This is an archived article and the information in the article may be outdated. Please look at the time stamp on the story to see when it was last updated.

Yesterday, a man called local talk radio with a report of chemicals being sprayed by planes overhead. With no credible evidence whatsoever, the report went on the air to anyone who was listening without any discussion on the subject.

As a Meteorologist, I’m conflicted hearing this. On one side, much like climate change, I want to steer clear of such a divisive, political subject. But the other side of me says, as a degreed Meteorologist I owe my viewers and fans accurate science information.

Anyone who knows me understands I am a lighthearted person. I believe you can have fun while doing hard work, even if that means you’re building a deck, driving a truck, or studying the weather. But I struck a nerve when I posted a video on Facebook about the gentleman who called into local talk radio. I reiterated that the “chemtrails” were actually condensation from hot jet engines, ending dramatically with “be afraid, be very afraid.” Because that’s what the alarmists who believe in the conspiracy are hoping more people do.

I’ve been studying the weather for the better part of twenty years. Before that, my interest was sparked by intense and obsessive interest about the weather as a youngster. I remember taking the window seat on the big airplanes as a kid. For Christmas we’d fly from Chicago to Orlando to visit my grandparents. Being above the clouds put me in even more awe of our weather. Sit in that same seat today and you can see that the view has changed a bit. The horizon has turned visibly brown as the tropopause (the level of the atmosphere between the troposphere and the stratosphere) is a place where pollutants exhaled by industry and transportation become trapped.

In a recent Smithsonian magazine article, it is even inferred that some particulate, ice, and water vapor in this layer of the atmosphere may actually have an effect on weather. Believable? Maybe.

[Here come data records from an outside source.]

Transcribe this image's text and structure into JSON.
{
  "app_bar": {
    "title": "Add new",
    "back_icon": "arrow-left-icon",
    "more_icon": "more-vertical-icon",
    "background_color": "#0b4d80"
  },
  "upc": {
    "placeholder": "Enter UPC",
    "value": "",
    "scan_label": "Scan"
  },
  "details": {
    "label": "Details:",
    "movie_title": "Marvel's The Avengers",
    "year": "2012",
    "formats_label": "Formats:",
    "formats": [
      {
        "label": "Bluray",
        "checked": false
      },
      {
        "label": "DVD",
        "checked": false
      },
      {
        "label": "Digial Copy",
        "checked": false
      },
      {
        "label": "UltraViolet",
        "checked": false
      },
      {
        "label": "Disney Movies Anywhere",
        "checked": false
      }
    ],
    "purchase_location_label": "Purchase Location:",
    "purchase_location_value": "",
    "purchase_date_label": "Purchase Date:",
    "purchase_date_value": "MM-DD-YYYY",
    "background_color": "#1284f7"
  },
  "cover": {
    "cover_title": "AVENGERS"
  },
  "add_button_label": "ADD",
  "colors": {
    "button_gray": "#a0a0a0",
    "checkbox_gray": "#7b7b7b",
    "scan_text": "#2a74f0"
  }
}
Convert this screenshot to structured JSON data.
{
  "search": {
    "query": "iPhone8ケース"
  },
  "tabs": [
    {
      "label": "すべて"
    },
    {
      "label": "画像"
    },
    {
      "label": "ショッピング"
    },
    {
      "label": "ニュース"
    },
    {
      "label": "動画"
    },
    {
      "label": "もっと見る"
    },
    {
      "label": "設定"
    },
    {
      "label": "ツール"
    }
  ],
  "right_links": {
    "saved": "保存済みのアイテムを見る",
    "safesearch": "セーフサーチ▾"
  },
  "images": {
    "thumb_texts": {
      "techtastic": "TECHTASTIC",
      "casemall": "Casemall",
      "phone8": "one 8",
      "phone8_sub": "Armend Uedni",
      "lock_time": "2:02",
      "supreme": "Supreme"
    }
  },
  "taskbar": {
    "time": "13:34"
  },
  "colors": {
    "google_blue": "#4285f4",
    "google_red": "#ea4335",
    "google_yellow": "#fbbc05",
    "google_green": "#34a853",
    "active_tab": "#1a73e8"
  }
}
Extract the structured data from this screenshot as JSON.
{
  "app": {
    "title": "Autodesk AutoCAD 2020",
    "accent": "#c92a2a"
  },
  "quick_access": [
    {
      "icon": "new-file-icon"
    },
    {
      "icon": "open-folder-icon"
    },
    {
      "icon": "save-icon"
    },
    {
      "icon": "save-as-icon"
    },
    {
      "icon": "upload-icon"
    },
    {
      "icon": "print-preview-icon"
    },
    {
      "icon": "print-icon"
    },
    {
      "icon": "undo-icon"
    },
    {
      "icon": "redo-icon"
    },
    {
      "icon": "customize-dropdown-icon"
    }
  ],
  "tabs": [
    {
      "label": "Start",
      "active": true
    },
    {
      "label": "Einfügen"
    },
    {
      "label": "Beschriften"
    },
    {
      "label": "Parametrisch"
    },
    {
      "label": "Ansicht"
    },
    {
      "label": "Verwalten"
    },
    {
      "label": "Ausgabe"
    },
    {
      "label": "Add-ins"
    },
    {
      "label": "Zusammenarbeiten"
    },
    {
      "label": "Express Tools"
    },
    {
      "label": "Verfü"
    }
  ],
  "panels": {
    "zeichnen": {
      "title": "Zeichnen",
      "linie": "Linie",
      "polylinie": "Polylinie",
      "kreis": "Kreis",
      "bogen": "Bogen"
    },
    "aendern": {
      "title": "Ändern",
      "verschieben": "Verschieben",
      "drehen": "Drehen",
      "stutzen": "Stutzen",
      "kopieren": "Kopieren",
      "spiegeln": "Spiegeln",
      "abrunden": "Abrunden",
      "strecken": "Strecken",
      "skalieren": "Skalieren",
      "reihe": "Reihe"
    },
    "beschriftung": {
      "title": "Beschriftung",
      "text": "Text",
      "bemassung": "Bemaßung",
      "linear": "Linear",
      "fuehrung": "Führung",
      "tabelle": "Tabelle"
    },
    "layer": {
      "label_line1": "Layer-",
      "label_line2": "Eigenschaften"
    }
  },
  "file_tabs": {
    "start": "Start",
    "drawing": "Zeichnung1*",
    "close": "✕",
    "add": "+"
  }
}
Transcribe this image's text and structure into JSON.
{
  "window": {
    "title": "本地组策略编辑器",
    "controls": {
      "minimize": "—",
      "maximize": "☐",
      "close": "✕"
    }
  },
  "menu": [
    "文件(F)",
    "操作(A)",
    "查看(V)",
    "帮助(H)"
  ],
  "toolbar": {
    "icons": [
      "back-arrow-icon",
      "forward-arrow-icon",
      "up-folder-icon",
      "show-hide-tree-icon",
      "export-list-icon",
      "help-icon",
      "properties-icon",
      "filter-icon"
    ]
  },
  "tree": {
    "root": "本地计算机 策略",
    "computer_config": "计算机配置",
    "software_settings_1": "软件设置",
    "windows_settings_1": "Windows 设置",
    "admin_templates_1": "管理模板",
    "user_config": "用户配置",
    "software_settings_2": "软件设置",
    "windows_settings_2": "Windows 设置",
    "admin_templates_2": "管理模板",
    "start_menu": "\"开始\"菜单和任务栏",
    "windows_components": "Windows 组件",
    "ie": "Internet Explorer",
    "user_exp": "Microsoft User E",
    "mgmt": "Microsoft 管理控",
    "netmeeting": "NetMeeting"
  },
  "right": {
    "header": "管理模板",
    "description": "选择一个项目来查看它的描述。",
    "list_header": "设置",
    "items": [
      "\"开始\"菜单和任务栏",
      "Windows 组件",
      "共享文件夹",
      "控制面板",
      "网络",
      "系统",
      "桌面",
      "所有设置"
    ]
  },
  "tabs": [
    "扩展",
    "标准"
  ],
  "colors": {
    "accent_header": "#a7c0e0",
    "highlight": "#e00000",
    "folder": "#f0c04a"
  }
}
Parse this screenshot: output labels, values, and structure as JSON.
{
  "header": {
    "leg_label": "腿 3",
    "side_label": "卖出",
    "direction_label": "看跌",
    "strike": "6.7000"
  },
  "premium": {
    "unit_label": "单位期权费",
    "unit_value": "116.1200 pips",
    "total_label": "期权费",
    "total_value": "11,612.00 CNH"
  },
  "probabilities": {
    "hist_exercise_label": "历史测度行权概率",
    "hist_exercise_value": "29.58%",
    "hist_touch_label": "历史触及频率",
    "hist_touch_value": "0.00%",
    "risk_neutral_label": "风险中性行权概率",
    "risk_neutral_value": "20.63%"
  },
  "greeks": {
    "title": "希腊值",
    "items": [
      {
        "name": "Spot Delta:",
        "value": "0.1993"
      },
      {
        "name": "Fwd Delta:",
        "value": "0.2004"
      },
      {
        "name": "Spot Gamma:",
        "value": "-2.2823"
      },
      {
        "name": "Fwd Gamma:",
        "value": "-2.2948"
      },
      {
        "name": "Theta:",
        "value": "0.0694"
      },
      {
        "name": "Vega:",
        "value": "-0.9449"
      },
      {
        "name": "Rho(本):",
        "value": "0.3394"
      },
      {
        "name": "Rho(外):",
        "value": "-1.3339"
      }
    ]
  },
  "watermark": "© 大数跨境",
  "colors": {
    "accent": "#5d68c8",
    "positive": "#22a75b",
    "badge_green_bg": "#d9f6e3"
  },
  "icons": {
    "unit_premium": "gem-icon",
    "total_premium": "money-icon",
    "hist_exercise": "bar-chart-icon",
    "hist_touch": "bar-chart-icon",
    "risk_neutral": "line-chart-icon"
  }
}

But it’s still an unproven theory. As a scientist, I could see myself believing that in the future. But I can’t believe it as fact now because it’s not science. The same was true of my skepticism about climate change. As the facts and science were given to me in the 1990s and 2000s, my belief in it became stronger.

Whether the modification of weather via aviation ever gets proven, I find it preposterous to think that our government could be participating in concerted, nefarious actions to poison us from above. Honestly, government makes its money via taxes. When we’re living longer, healthier lives, the government gets more of what it wants. Since posting my Facebook video about 24 hours ago, I’ve received over a thousand comments, emails, and phone calls from people all over the world. I had no idea I had that much reach! A Facebook search found that my video had been shared on a Geo-Engineering page with a call for people to “Go get him.” Like I committed some mortal sin or broke the law somewhere!

Within minutes, the comments quickly turned hateful and downright angry. One poster wished that my family be poisoned and that a brick be thrown through my head. Outrageous! Especially since the hateful, hurtful words weren’t coming from just one person. There are dozens and dozens of people who believe I am paid by the government, lying when I cast doubt on the conspiracy theory. And a surprising number of people actually wish some sort of harm.

It’s okay to question me or question the authority of the people around you. What’s not okay is to threaten me or my family because I don’t subscribe to your point of view.

As angry as I could get in return, I am reminded that this is one of the great things about America. We are all free to believe what we want to believe. It’s okay to have an opinion and question authority. But since I have a responsibility to give Eastern Iowa and Western Illinois accurate weather information, I have to make sure that my opinions are based on fact. You can disagree all you want. But the threats just prove to me how ridiculous the fringe has become. I will never be persuaded via threat.

Bottom line: Some conspiracy theories are believable at first but if no one can prove them after decades and decades, they can not be facts.

-Meteorologist Eric Sorensen

Notice: you are using an outdated browser. Microsoft does not recommend using IE as your default browser. Some features on this website, like video and images, might not work properly. For the best experience, please upgrade your browser.